◆ **Task details**:
Only lines holding "squarespace" are needed; copy each of them from the data below.

···

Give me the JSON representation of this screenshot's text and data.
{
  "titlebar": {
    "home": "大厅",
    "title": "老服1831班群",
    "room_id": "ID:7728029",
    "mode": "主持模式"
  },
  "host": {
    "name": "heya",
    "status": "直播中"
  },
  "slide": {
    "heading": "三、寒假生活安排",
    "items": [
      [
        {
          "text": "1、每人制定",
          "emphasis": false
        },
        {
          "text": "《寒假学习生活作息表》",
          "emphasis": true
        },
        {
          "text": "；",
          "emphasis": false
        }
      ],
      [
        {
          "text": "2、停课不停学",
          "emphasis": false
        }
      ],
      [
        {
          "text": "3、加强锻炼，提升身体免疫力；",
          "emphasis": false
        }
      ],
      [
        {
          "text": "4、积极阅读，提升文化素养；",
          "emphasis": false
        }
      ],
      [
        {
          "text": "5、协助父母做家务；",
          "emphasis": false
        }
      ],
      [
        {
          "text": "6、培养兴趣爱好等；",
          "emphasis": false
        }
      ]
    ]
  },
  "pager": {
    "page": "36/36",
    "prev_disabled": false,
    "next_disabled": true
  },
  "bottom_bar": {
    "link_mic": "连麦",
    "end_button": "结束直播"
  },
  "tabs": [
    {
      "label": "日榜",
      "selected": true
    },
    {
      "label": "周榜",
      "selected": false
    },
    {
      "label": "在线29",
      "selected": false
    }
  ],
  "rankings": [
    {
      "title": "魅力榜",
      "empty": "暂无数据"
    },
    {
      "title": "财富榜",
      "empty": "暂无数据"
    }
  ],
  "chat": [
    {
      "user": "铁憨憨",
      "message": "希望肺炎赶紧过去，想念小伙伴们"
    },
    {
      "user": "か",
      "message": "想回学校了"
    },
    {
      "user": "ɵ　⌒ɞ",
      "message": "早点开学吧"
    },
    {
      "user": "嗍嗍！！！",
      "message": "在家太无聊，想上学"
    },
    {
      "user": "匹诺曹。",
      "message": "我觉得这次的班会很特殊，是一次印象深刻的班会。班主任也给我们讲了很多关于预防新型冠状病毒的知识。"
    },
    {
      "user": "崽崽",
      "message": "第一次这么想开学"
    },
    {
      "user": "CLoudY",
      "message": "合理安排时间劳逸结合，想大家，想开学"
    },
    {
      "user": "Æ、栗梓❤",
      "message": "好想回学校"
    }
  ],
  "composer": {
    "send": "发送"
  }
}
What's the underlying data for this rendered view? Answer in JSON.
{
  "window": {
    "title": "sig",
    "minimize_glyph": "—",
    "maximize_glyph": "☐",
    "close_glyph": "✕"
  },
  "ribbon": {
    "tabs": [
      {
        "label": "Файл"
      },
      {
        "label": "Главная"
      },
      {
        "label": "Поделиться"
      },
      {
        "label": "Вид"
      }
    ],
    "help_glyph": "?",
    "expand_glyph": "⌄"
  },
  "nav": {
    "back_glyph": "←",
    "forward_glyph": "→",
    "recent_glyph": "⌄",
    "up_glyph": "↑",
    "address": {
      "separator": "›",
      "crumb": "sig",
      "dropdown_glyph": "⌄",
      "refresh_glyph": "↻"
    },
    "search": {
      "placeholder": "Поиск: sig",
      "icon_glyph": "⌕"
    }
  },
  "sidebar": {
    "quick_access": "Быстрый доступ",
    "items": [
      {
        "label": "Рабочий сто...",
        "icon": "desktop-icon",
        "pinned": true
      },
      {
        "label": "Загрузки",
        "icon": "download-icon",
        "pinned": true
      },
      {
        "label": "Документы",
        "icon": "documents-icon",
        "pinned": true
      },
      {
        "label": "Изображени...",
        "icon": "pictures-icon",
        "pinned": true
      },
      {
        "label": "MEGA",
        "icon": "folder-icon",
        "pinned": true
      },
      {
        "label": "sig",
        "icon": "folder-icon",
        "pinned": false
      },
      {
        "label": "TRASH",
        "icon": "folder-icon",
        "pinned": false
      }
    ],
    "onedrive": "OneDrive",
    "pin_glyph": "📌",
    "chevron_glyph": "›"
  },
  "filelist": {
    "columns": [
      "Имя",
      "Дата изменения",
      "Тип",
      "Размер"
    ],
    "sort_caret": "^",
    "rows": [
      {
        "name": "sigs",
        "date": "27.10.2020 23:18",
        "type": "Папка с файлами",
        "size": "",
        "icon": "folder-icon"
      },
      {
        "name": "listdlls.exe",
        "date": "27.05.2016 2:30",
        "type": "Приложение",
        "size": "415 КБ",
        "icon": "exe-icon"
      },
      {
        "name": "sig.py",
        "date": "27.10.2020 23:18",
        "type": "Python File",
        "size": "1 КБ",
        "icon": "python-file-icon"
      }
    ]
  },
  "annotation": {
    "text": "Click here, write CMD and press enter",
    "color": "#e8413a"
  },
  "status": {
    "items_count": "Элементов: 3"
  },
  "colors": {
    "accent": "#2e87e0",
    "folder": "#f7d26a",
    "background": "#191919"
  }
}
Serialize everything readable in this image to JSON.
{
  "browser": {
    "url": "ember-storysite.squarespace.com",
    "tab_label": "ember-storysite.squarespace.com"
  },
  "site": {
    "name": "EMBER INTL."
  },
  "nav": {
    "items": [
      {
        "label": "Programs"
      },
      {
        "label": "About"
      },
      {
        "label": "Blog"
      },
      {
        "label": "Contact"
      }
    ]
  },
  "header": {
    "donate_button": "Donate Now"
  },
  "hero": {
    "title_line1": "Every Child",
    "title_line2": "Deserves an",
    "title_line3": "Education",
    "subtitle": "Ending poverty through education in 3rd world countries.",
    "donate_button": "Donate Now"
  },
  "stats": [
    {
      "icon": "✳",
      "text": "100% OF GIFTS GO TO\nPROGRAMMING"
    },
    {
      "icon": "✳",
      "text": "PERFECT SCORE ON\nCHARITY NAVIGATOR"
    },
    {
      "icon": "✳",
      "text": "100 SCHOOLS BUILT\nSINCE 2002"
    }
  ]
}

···

◆ **Completed task**:
    "url": "ember-storysite.squarespace.com",
    "tab_label": "ember-storysite.squarespace.com"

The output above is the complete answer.